## WHAT IS EXPECTED
In full and word for word, print the data below.

## INPUT RECORDS
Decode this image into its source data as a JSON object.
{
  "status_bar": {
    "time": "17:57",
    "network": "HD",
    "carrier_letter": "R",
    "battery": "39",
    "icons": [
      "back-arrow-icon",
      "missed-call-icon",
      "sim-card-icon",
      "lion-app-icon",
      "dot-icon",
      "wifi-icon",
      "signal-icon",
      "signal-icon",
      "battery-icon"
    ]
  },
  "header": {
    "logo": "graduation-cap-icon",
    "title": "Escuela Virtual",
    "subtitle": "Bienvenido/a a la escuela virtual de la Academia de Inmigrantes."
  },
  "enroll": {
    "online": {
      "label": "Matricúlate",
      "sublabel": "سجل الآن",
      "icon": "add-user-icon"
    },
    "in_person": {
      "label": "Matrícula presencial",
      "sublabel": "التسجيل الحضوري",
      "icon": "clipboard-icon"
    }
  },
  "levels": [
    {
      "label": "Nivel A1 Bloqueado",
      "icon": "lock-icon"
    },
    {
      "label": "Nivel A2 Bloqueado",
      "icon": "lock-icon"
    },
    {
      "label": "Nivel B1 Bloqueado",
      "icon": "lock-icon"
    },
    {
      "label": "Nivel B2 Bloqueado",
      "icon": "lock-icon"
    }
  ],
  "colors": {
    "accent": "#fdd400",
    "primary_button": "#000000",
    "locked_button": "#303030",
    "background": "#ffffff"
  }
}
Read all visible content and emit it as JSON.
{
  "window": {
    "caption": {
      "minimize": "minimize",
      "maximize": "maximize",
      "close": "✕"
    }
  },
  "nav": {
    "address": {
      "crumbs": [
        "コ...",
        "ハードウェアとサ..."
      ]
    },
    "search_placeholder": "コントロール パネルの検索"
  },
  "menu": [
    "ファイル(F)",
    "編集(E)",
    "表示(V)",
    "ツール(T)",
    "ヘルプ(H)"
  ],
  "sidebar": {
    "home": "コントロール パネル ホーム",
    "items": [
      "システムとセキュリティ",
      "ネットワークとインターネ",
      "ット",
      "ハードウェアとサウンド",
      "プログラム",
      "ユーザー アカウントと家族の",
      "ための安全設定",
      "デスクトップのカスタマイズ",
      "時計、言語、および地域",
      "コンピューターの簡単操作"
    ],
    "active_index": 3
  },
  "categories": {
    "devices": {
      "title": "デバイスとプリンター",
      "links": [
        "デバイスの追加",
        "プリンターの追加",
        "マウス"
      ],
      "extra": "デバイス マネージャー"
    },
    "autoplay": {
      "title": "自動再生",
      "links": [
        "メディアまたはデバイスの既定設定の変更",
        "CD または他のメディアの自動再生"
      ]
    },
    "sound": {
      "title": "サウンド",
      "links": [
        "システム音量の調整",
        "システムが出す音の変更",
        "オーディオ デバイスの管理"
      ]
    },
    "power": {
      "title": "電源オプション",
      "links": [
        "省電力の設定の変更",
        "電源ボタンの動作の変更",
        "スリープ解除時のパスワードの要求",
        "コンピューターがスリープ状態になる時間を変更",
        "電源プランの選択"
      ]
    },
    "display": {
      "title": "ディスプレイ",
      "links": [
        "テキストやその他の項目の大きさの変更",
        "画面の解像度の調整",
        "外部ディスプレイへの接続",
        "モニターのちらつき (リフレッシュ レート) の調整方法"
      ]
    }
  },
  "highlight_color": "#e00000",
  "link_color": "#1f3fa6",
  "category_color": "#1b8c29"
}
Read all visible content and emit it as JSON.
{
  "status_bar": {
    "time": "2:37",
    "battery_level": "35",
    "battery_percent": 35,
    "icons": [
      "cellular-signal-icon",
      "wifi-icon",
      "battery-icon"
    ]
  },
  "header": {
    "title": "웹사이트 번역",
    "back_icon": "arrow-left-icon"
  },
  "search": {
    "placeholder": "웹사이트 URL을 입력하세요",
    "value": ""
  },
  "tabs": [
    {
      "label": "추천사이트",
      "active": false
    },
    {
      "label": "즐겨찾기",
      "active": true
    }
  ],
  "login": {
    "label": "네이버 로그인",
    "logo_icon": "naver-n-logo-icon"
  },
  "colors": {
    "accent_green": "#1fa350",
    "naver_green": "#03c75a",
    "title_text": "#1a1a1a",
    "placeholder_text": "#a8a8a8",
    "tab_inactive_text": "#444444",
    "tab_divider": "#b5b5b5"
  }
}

## RESPONSE TO THE EXERCISE
Decode this image into its source data as a JSON object.
{
  "status_bar": {
    "time": "17:57",
    "network": "HD",
    "carrier_letter": "R",
    "battery": "39",
    "icons": [
      "back-arrow-icon",
      "missed-call-icon",
      "sim-card-icon",
      "lion-app-icon",
      "dot-icon",
      "wifi-icon",
      "signal-icon",
      "signal-icon",
      "battery-icon"
    ]
  },
  "header": {
    "logo": "graduation-cap-icon",
    "title": "Escuela Virtual",
    "subtitle": "Bienvenido/a a la escuela virtual de la Academia de Inmigrantes."
  },
  "enroll": {
    "online": {
      "label": "Matricúlate",
      "sublabel": "سجل الآن",
      "icon": "add-user-icon"
    },
    "in_person": {
      "label": "Matrícula presencial",
      "sublabel": "التسجيل الحضوري",
      "icon": "clipboard-icon"
    }
  },
  "levels": [
    {
      "label": "Nivel A1 Bloqueado",
      "icon": "lock-icon"
    },
    {
      "label": "Nivel A2 Bloqueado",
      "icon": "lock-icon"
    },
    {
      "label": "Nivel B1 Bloqueado",
      "icon": "lock-icon"
    },
    {
      "label": "Nivel B2 Bloqueado",
      "icon": "lock-icon"
    }
  ],
  "colors": {
    "accent": "#fdd400",
    "primary_button": "#000000",
    "locked_button": "#303030",
    "background": "#ffffff"
  }
}
Read all visible content and emit it as JSON.
{
  "window": {
    "caption": {
      "minimize": "minimize",
      "maximize": "maximize",
      "close": "✕"
    }
  },
  "nav": {
    "address": {
      "crumbs": [
        "コ...",
        "ハードウェアとサ..."
      ]
    },
    "search_placeholder": "コントロール パネルの検索"
  },
  "menu": [
    "ファイル(F)",
    "編集(E)",
    "表示(V)",
    "ツール(T)",
    "ヘルプ(H)"
  ],
  "sidebar": {
    "home": "コントロール パネル ホーム",
    "items": [
      "システムとセキュリティ",
      "ネットワークとインターネ",
      "ット",
      "ハードウェアとサウンド",
      "プログラム",
      "ユーザー アカウントと家族の",
      "ための安全設定",
      "デスクトップのカスタマイズ",
      "時計、言語、および地域",
      "コンピューターの簡単操作"
    ],
    "active_index": 3
  },
  "categories": {
    "devices": {
      "title": "デバイスとプリンター",
      "links": [
        "デバイスの追加",
        "プリンターの追加",
        "マウス"
      ],
      "extra": "デバイス マネージャー"
    },
    "autoplay": {
      "title": "自動再生",
      "links": [
        "メディアまたはデバイスの既定設定の変更",
        "CD または他のメディアの自動再生"
      ]
    },
    "sound": {
      "title": "サウンド",
      "links": [
        "システム音量の調整",
        "システムが出す音の変更",
        "オーディオ デバイスの管理"
      ]
    },
    "power": {
      "title": "電源オプション",
      "links": [
        "省電力の設定の変更",
        "電源ボタンの動作の変更",
        "スリープ解除時のパスワードの要求",
        "コンピューターがスリープ状態になる時間を変更",
        "電源プランの選択"
      ]
    },
    "display": {
      "title": "ディスプレイ",
      "links": [
        "テキストやその他の項目の大きさの変更",
        "画面の解像度の調整",
        "外部ディスプレイへの接続",
        "モニターのちらつき (リフレッシュ レート) の調整方法"
      ]
    }
  },
  "highlight_color": "#e00000",
  "link_color": "#1f3fa6",
  "category_color": "#1b8c29"
}
Read all visible content and emit it as JSON.
{
  "status_bar": {
    "time": "2:37",
    "battery_level": "35",
    "battery_percent": 35,
    "icons": [
      "cellular-signal-icon",
      "wifi-icon",
      "battery-icon"
    ]
  },
  "header": {
    "title": "웹사이트 번역",
    "back_icon": "arrow-left-icon"
  },
  "search": {
    "placeholder": "웹사이트 URL을 입력하세요",
    "value": ""
  },
  "tabs": [
    {
      "label": "추천사이트",
      "active": false
    },
    {
      "label": "즐겨찾기",
      "active": true
    }
  ],
  "login": {
    "label": "네이버 로그인",
    "logo_icon": "naver-n-logo-icon"
  },
  "colors": {
    "accent_green": "#1fa350",
    "naver_green": "#03c75a",
    "title_text": "#1a1a1a",
    "placeholder_text": "#a8a8a8",
    "tab_inactive_text": "#444444",
    "tab_divider": "#b5b5b5"
  }
}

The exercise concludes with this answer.